> [TASK DETAILS] Scan the material below for the string "label". Report every line that has it.

> [PROVIDED DATA]

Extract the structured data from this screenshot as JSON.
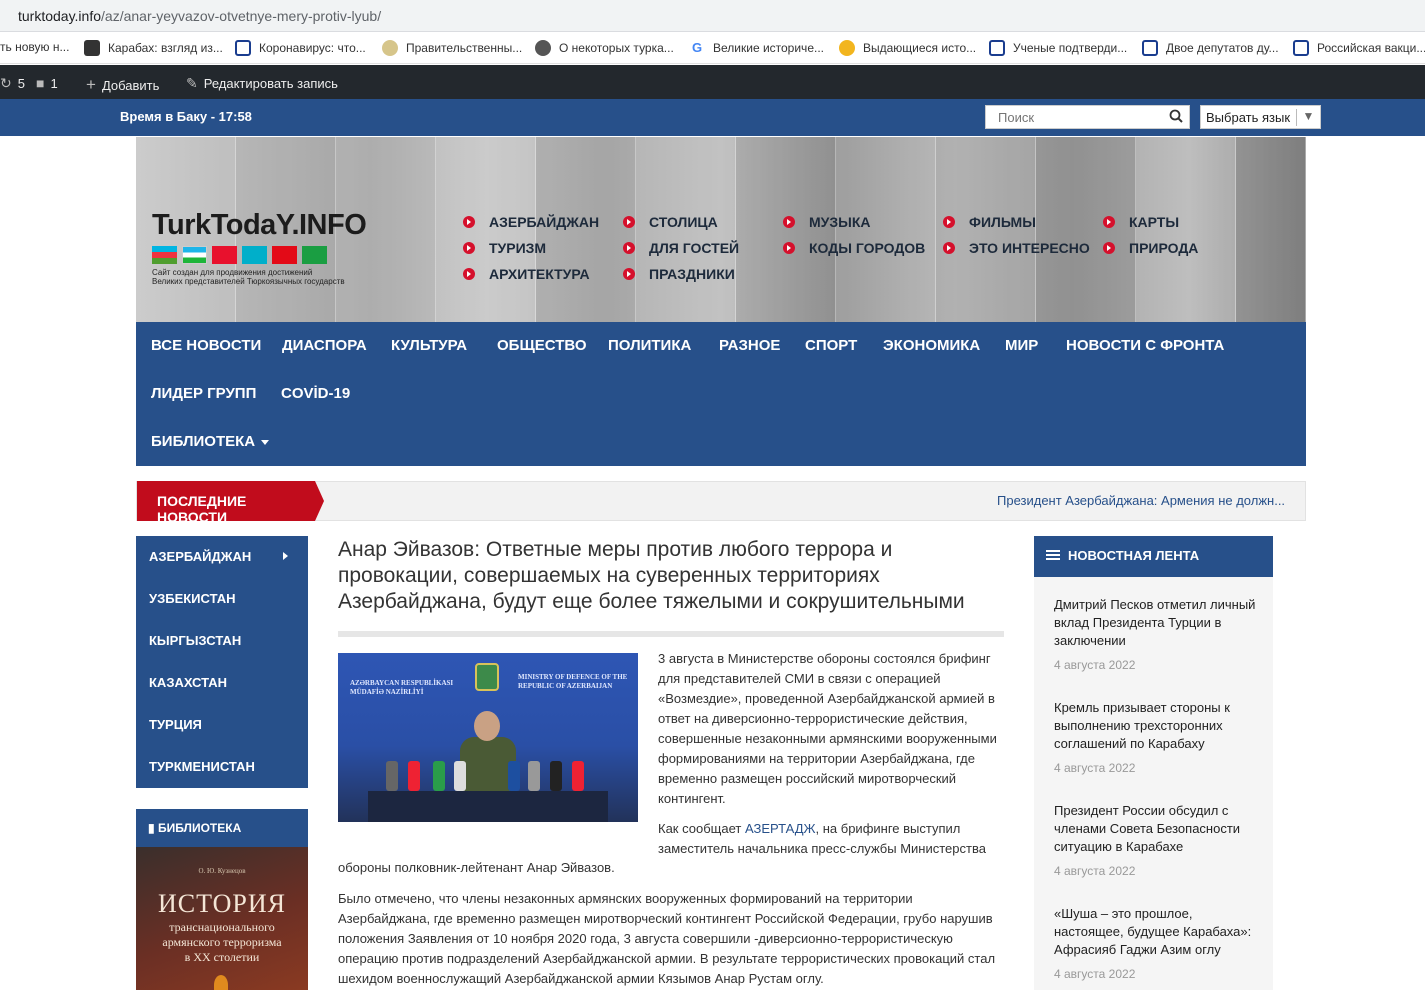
{
  "browser": {
    "url_host": "turktoday.info",
    "url_path": "/az/anar-yeyvazov-otvetnye-mery-protiv-lyub/"
  },
  "bookmarks": [
    {
      "label": "ть новую н...",
      "icon": "blank-icon"
    },
    {
      "label": "Карабах: взгляд из...",
      "icon": "plus-square-icon"
    },
    {
      "label": "Коронавирус: что...",
      "icon": "window-icon"
    },
    {
      "label": "Правительственны...",
      "icon": "emblem-icon"
    },
    {
      "label": "О некоторых турка...",
      "icon": "globe-icon"
    },
    {
      "label": "Великие историче...",
      "icon": "google-icon"
    },
    {
      "label": "Выдающиеся исто...",
      "icon": "sun-icon"
    },
    {
      "label": "Ученые подтверди...",
      "icon": "face-icon"
    },
    {
      "label": "Двое депутатов ду...",
      "icon": "face-icon"
    },
    {
      "label": "Российская вакци...",
      "icon": "face-icon"
    }
  ],
  "adminbar": {
    "updates": "5",
    "comments": "1",
    "add": "Добавить",
    "edit": "Редактировать запись"
  },
  "topstrip": {
    "time": "Время в Баку - 17:58",
    "search_placeholder": "Поиск",
    "language": "Выбрать язык"
  },
  "header": {
    "logo": "TurkTodaY.INFO",
    "tagline_1": "Сайт создан для продвижения достижений",
    "tagline_2": "Великих представителей Тюркоязычных государств",
    "menu": [
      "АЗЕРБАЙДЖАН",
      "ТУРИЗМ",
      "АРХИТЕКТУРА",
      "СТОЛИЦА",
      "ДЛЯ ГОСТЕЙ",
      "ПРАЗДНИКИ",
      "МУЗЫКА",
      "КОДЫ ГОРОДОВ",
      "ФИЛЬМЫ",
      "ЭТО ИНТЕРЕСНО",
      "КАРТЫ",
      "ПРИРОДА"
    ]
  },
  "mainnav": [
    "ВСЕ НОВОСТИ",
    "ДИАСПОРА",
    "КУЛЬТУРА",
    "ОБЩЕСТВО",
    "ПОЛИТИКА",
    "РАЗНОЕ",
    "СПОРТ",
    "ЭКОНОМИКА",
    "МИР",
    "НОВОСТИ С ФРОНТА",
    "ЛИДЕР ГРУПП",
    "COVİD-19",
    "БИБЛИОТЕКА"
  ],
  "ticker": {
    "label": "ПОСЛЕДНИЕ НОВОСТИ",
    "text": "Президент Азербайджана: Армения не должн..."
  },
  "left_sidebar": {
    "countries": [
      "АЗЕРБАЙДЖАН",
      "УЗБЕКИСТАН",
      "КЫРГЫЗСТАН",
      "КАЗАХСТАН",
      "ТУРЦИЯ",
      "ТУРКМЕНИСТАН"
    ],
    "library_title": "БИБЛИОТЕКА",
    "book_author": "О. Ю. Кузнецов",
    "book_title": "ИСТОРИЯ",
    "book_sub_1": "транснационального",
    "book_sub_2": "армянского терроризма",
    "book_sub_3": "в XX столетии"
  },
  "article": {
    "title": "Анар Эйвазов: Ответные меры против любого террора и провокации, совершаемых на суверенных территориях Азербайджана, будут еще более тяжелыми и сокрушительными",
    "photo_banner_left_1": "AZƏRBAYCAN RESPUBLİKASI",
    "photo_banner_left_2": "MÜDAFİƏ NAZİRLİYİ",
    "photo_banner_right_1": "MINISTRY OF DEFENCE OF THE",
    "photo_banner_right_2": "REPUBLIC OF AZERBAIJAN",
    "p1": "3 августа в Министерстве обороны состоялся брифинг для представителей СМИ в связи с операцией «Возмездие», проведенной Азербайджанской армией в ответ на диверсионно-террористические действия, совершенные незаконными армянскими вооруженными формированиями на территории Азербайджана, где временно размещен российский миротворческий контингент.",
    "p2_pre": "Как сообщает ",
    "p2_link": "АЗЕРТАДЖ",
    "p2_post": ", на брифинге выступил заместитель начальника пресс-службы Министерства",
    "p2_tail": "обороны полковник-лейтенант Анар Эйвазов.",
    "p3": "Было отмечено, что члены незаконных армянских вооруженных формирований на территории Азербайджана, где временно размещен миротворческий контингент Российской Федерации, грубо нарушив положения Заявления от 10 ноября 2020 года, 3 августа совершили -диверсионно-террористическую операцию против подразделений Азербайджанской армии. В результате террористических провокаций стал шехидом военнослужащий Азербайджанской армии Кязымов Анар Рустам оглу."
  },
  "right_sidebar": {
    "title": "НОВОСТНАЯ ЛЕНТА",
    "items": [
      {
        "text": "Дмитрий Песков отметил личный вклад Президента Турции в заключении",
        "date": "4 августа 2022"
      },
      {
        "text": "Кремль призывает стороны к выполнению трехсторонних соглашений по Карабаху",
        "date": "4 августа 2022"
      },
      {
        "text": "Президент России обсудил с членами Совета Безопасности ситуацию в Карабахе",
        "date": "4 августа 2022"
      },
      {
        "text": "«Шуша – это прошлое, настоящее, будущее Карабаха»: Афрасияб Гаджи Азим оглу",
        "date": "4 августа 2022"
      }
    ]
  },
  "colors": {
    "brand_blue": "#27508a",
    "ticker_red": "#c10c1c",
    "menu_dot_red": "#d5102c",
    "admin_bar": "#23282d"
  }
}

> [RESPONSE TO THE EXERCISE]
      "label": "ть новую н...",
      "label": "Карабах: взгляд из...",
      "label": "Коронавирус: что...",
      "label": "Правительственны...",
      "label": "О некоторых турка...",
      "label": "Великие историче...",
      "label": "Выдающиеся исто...",
      "label": "Ученые подтверди...",
      "label": "Двое депутатов ду...",
      "label": "Российская вакци...",
    "label": "ПОСЛЕДНИЕ НОВОСТИ",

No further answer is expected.